In its quest to replace ageing minesweeping ships with it, the Navy has embarked on a two-pronged strategy — building a new fleet and considering the purchase of two decommissioned vessels from the United States.
The Navy is negotiating with Korean shipyard Kangnam Corporation Busan Shipyards for building two Mine Counter-Measures Vessels (MCMV) at the shipyard and the rest at home through technology transfer, sources in the Defence Ministry said.
The Navy now operates a dozen Pondicherry/Karwar class vessels — six each with the Western and the Eastern Fleet. These were built between 1970s and 1980s.
Price yet to be fixed
A Cost Negotiation Committee is yet to fix a final price tag with the shipyard under the project that was cleared some six years ago, the sources said. It was then estimated to cost up to Rs. 4,500 crore, but the actual cost could be much less.
The Navy is also considering acquiring from the U.S. two Osprey Class minesweepers.
These vessels were decommissioned in 2007 and subsequently, the U.S. Congress cleared their sale to foreign countries.Plans to look to the U.S. for arms continue as highlighted by The Hindu based on WikiLeaks cables on how Washington views sale of military hardware to India as a key part of its strategic partnership with New Delhi.
The Comptroller and Auditor General of India had made observations on landing platform dock INS Jalashwa (USS Trenton), procured by the Navy.
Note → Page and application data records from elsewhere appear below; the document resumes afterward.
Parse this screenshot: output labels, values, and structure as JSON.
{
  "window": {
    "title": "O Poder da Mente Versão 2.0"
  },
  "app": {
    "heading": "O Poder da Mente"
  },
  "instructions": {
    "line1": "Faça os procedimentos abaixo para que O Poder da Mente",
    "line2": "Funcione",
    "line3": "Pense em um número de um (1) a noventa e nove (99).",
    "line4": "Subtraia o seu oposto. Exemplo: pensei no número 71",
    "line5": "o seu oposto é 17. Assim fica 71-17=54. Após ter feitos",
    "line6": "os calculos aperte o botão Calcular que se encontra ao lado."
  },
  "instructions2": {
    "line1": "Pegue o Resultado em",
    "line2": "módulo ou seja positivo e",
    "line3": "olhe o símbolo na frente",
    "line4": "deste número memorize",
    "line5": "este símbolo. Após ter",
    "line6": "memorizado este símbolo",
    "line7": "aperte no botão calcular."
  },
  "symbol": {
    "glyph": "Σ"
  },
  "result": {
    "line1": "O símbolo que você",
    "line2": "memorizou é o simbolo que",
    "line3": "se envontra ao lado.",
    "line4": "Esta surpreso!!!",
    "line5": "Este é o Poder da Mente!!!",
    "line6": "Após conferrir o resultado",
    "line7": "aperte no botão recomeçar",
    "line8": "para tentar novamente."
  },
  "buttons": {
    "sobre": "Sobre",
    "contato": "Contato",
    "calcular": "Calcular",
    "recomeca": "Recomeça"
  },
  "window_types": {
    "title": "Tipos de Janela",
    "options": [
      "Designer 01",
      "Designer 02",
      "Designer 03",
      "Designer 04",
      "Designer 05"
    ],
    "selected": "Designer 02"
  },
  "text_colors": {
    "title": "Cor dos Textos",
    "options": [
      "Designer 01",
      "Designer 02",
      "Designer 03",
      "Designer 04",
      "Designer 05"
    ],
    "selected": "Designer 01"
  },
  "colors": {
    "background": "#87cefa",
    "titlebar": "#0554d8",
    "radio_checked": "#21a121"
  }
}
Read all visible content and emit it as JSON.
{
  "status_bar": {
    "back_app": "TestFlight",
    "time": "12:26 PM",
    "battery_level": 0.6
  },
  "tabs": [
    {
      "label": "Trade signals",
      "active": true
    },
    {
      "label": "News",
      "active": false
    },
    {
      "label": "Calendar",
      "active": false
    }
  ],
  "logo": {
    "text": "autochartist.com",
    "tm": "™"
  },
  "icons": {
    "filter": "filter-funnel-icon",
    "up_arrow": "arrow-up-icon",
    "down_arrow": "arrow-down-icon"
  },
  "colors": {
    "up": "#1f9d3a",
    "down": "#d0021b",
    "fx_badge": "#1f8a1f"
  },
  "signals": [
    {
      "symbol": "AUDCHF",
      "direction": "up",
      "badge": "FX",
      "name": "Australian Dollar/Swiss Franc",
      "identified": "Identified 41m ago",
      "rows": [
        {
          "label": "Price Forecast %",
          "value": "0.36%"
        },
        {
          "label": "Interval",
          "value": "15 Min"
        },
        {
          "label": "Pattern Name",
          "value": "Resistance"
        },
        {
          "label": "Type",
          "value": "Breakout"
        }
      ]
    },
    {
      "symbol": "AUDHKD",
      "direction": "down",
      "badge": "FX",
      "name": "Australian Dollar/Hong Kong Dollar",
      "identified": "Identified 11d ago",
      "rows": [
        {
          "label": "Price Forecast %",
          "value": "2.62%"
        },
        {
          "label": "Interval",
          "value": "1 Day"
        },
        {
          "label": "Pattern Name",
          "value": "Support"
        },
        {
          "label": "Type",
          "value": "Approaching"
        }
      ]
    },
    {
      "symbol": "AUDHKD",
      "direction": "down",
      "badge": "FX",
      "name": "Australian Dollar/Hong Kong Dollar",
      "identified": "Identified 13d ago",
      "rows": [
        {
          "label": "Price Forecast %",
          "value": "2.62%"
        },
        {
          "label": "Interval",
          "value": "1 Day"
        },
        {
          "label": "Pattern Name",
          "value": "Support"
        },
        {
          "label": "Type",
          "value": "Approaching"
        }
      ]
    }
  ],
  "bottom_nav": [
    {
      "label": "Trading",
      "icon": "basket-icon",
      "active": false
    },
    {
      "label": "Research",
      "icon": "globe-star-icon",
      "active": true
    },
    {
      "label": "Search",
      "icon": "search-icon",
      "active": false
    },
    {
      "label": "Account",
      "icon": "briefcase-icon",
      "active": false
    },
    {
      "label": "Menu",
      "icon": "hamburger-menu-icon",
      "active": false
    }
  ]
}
In 2009, it commented on the acquisition of 6 UH-3H helicopters for use on the ship.
Recently, Defence Minister A.K. Antony defended the purchase of these decommissioned helicopters at a price of Rs. 182 crore, stating that it was essential to procure them along with Jalashwa so as to avoid additional transportation costs and that these would meet the requirement of the vertical lift component of the ship.
With the induction of helicopters, the ability to perform various roles like transportation of combat troops, vertical replenishment, and other roles to enhance the operational requirement of the ship was enhanced, Mr. Antony said, adding that procurement of new helicopters would have taken at least five years more and at higher costs.